Types of Therapy:

Molecular therapy with

lyophilised cells:

One method that was developed in 1956 by the company Rheinchemie together with Prof. Paul Niehans and the company Nestlé. Thus, freeze-drying was invented which deprives the cells of water while all organelles and cell substances are retained. These cells have the advantage that they are durable and safe in many respects.

Molecular therapy with

adult stem cells:

Means that a transplantation of adult stem cells (your own or that of a donor) is carried out with the aim of healing a damaged organ or a disease. This form of treatment is currently still in an experimental stage, since it is performed (apart from the bone marrow transplantation in leukaemia) for only a few years.

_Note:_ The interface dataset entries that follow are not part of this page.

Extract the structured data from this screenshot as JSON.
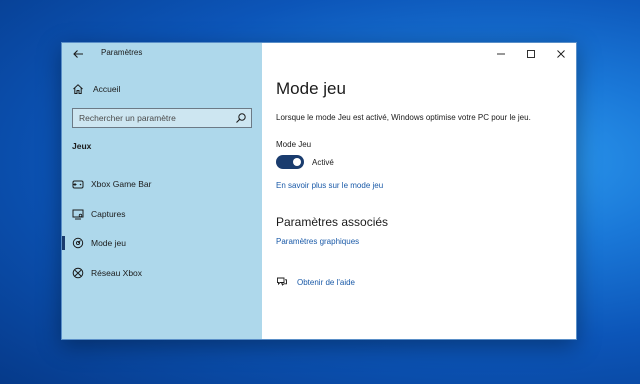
{
  "window": {
    "title": "Paramètres"
  },
  "sidebar": {
    "home_label": "Accueil",
    "search": {
      "placeholder": "Rechercher un paramètre"
    },
    "section_title": "Jeux",
    "items": [
      {
        "label": "Xbox Game Bar",
        "icon": "xbox-game-bar-icon",
        "active": false
      },
      {
        "label": "Captures",
        "icon": "captures-icon",
        "active": false
      },
      {
        "label": "Mode jeu",
        "icon": "game-mode-icon",
        "active": true
      },
      {
        "label": "Réseau Xbox",
        "icon": "xbox-icon",
        "active": false
      }
    ]
  },
  "main": {
    "title": "Mode jeu",
    "description": "Lorsque le mode Jeu est activé, Windows optimise votre PC pour le jeu.",
    "toggle": {
      "label": "Mode Jeu",
      "state_text": "Activé",
      "on": true
    },
    "learn_more_link": "En savoir plus sur le mode jeu",
    "related_title": "Paramètres associés",
    "graphics_link": "Paramètres graphiques",
    "help_link": "Obtenir de l'aide"
  },
  "colors": {
    "sidebar_bg": "#aed8eb",
    "accent": "#1a3c6e",
    "link": "#1a5aa8",
    "desktop": "#1a78d8"
  }
}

Molecular therapy with

cell peptides:

Cells are disrupted by processing and the components dissolved in water. Through filtration the cell peptides are isolated and optionally standardised to the desired molecular weight. This form of therapy is indeed often called cell therapy, but it represents only a weakened form of the full cell therapy.

Molecular therapy with

fresh cells:

Hereby a method is known by which living cell material is injected into the patient, which was obtained from unborn or newborn animals. The live cells are injected within 2 hours after slaughter and can thus undergo no pharmacological safety tests. Due to concerns (among other things) about sterility the fresh cell therapy is now forbidden by law.

  • 1931Fresh Cell Therapy

    Prof. Paul Niehans discovers and develops the fresh cell therapy
  • 1956Lyophilised Cell

    Prof. Paul Niehans cooperates with Nestlé and develops with Rheinchemie the lyophilised cell
  • 1986Resistocell

    The company Cybilla develops the first drug from lyophilised cells: “Resistocell‘’
  • 2006Cordero

    Cordero GmbH & Co. KG for the in-house production of the lyophilisates and cell peptides
  • 2009Cell Immun

    Foundation of Cell Immun GmbH for the training and support of all cell therapists (nat./internat.)
  • 2012 Human Medical Days Bingen

    Start of the Annual In-House Congress “Human Medical Days Bingen“